To some, the thought of setting off into the unknown with little more than the pack on your back and a good book for company may sound like purgatory, but others wouldn’t want it any other way. So, should you travel solo, or with others?
Both ways have their own merits, yet equally, they both have their pitfalls. Having done both, here’s my take on the pros and cons of solo travel, along with tips to successfully go it alone.
First of all, let’s get really negative.
The ‘L’ Word – It is sure to vary from person to person, but every solo traveler will experience a lonely moment or two. Its inevitable. There are ways, however, to deal with this. During these periods, endeavour to be a little more proactive. If you are in an area exposed to substantial backpacker traffic then why not book on to a group tour for the day, or check into busier accommodation such as a hostel? A quick company fix may be all that’s needed to shoo away the demons.

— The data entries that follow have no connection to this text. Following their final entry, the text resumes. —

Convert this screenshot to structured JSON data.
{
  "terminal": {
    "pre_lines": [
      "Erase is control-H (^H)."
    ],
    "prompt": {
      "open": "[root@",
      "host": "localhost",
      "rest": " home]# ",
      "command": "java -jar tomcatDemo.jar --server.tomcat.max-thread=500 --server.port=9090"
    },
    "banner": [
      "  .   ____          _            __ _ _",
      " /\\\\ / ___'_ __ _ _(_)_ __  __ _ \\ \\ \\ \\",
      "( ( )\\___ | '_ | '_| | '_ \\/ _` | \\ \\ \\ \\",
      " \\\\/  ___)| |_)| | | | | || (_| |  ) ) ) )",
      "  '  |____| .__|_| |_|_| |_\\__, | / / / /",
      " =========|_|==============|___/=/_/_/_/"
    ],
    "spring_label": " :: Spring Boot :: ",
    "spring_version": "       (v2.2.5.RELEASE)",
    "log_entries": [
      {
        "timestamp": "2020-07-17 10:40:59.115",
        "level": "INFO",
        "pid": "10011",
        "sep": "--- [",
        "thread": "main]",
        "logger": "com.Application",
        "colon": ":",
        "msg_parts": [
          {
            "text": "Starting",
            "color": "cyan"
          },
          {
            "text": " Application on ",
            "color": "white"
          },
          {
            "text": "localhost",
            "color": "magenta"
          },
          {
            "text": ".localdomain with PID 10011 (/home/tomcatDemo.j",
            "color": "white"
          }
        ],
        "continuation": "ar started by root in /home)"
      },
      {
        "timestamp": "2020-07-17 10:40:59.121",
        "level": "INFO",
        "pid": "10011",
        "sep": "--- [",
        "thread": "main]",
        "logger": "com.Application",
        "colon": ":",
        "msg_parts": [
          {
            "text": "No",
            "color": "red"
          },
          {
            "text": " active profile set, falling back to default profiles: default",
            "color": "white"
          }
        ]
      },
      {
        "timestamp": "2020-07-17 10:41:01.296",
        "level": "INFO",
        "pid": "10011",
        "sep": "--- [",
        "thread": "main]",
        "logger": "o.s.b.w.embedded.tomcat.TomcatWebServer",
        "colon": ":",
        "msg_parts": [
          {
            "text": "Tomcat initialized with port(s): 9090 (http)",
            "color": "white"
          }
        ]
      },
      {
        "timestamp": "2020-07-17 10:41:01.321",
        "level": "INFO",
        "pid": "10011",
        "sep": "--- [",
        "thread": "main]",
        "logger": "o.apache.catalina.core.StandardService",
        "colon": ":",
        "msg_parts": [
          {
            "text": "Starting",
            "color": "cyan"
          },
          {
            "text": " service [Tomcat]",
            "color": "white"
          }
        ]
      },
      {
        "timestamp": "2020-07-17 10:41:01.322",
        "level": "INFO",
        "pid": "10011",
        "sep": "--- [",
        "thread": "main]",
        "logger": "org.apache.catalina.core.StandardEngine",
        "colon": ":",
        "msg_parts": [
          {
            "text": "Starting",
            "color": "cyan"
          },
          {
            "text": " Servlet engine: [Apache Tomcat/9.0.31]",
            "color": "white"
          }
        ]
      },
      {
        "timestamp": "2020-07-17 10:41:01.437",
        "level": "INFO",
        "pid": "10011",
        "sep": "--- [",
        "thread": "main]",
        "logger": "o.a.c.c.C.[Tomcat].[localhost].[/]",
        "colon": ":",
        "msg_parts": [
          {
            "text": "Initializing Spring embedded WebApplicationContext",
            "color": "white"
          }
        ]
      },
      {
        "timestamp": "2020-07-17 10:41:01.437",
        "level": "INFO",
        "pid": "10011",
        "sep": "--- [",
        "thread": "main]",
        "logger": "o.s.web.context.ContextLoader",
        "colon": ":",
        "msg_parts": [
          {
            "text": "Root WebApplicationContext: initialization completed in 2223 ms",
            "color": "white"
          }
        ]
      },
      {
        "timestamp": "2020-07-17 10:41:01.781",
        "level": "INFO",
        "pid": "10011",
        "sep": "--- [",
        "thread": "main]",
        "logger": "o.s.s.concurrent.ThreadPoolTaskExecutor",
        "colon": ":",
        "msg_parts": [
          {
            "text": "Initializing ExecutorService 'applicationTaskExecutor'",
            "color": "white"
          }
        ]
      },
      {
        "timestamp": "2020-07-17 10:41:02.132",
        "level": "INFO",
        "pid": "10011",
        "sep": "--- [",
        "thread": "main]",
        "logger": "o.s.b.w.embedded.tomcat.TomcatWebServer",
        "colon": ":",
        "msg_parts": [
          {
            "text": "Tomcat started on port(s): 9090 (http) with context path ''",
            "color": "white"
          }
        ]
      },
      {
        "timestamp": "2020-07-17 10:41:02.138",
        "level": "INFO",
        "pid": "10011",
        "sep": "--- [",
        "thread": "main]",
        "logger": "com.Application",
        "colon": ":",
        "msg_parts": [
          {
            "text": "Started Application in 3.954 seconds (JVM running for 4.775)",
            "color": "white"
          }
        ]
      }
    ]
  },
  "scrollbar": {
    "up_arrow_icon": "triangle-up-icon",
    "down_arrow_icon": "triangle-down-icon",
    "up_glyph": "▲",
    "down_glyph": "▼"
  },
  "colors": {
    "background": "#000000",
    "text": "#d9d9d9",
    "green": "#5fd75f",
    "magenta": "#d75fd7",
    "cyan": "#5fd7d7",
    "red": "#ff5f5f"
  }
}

If, however, you do have a particularly fervent social inclination, take this into account when planning the trip. It may be wise to focus more on established backpacker trails with their boundless opportunities for intercourse er, discourse. Furthermore, whilst on the road, make it a consideration when picking accommodation to look for places that have communal areas so to increase the possibilities for interaction.
Fancy Yankee Dollars – A subject close to every backpacker’s heart. Traveling solo means spending more of them. It’s all too common for many places to charge by the room, not the amount of people. Single rooms, if on a different tariff, will not usually come in that much lower than a double. Accommodation-wise, over time it does work out more expensive to travel alone than if you were to split room costs with your companion. Its fact that leaves me feeling cheated, embittered, and generally a grumpy old man – which is probably why I find myself traveling alone in the first place. There’s sometimes the option to share with others, but if its solace you want then the bullet has to be bitten. Bah, humbug.
Beast of Burden – Like hand grenades, there are other things also made for sharing. Medical kits, toiletries, and books are but three examples. But if there is no-one to share them with, you must carry them yourself.
Safety – It’s indisputable that traveling alone may involve slightly greater risk than traveling with others – but we must keep this in perspective. There will be greater safety in numbers, but, for the solo backpacker, a few extra precautions taken on the road will reduce the risks significantly. For instance, if avoidable, don’t plan to arrive in a new location at night, travel on busy public transport – preferably with other people you have become acquainted with - and attempt to blend into your surroundings as much as feasibly possible.
Your Best Friend – You will be joined at the hip (almost literally) to your pack. Where you go, it goes. There’s no leaving it at the roadside with your buddy while you pop into shops for drinks etc, or while dashing around a station looking for the right kiosk from which to buy your next bus ticket. Forward planning is needed. Do any necessary running round with your pack safely at your accommodation – it may mean checking out transport hubs a day prior to departure, and shopping for food before you leave the guesthouse – but a little prior preparation will negate this ‘backpack handicap’ considerably.
Remember though, a solo trip is not all doom and gloom. Far from it. In my opinion, embarking on a solo trip has profound positive aspects that far outweigh the few negatives.
Ok, now’s the time for the good stuff.
Independence – In the words of Mel Gibson’s Braveheart “They can take our cheap double rooms, but they can never take our freedom!” – Well, it went something like that, anyway. The liberty that one ultimately achieves from solo travel cannot be underestimated. Unfettered and free to go where you want, when you want. No debates, no compromises. Amen to that.
Make new friends – If you are on your own, you will meet more people. It’s as simple as that. A solo traveler is infinitely more approachable than an established group. In addition - from the other side of the fence, so to speak - those on their own will be much more likely to spark up a conversation with others than if they were already engaged within their own immediate sphere.
The Intimidation Game – Not only will you meet many different people, but those you meet will be more inclined to open up in a one on one situation. It’ll aid in understanding more about the people you encounter and the places, cultures, and customs within your locale. In addition, local folk may be more inclined to invite a solo traveler to eat with them, or even to put them up for the night. It’s infinitely more likely to happen than if they were one of many in a herd of backpackers.
Hitch Without Hitches – Full buses? Not a problem. One person, with one backpack, can almost always squeeze in the tiniest of corners on transport. Also, with a little encouragement, transport staff will be generally more likely to allow 1 more to hop on than if there were at least twice as many people with twice as much baggage. This goes the same for hitching and all other means of getting yourself from A to B.
Grow – This is the biggie. By its very nature, traveling solo will also play a key role in your own personal development. Not only does the solo traveler have greater time to reflect and learn more about themselves, but this obligatory self reliance will engender a great personal confidence as you learn just how much you are capable of achieving.
Going it alone isn’t for everyone - and it does have its downsides - but hopefully this low-down will enable those currently planning a trip to make a better informed decision.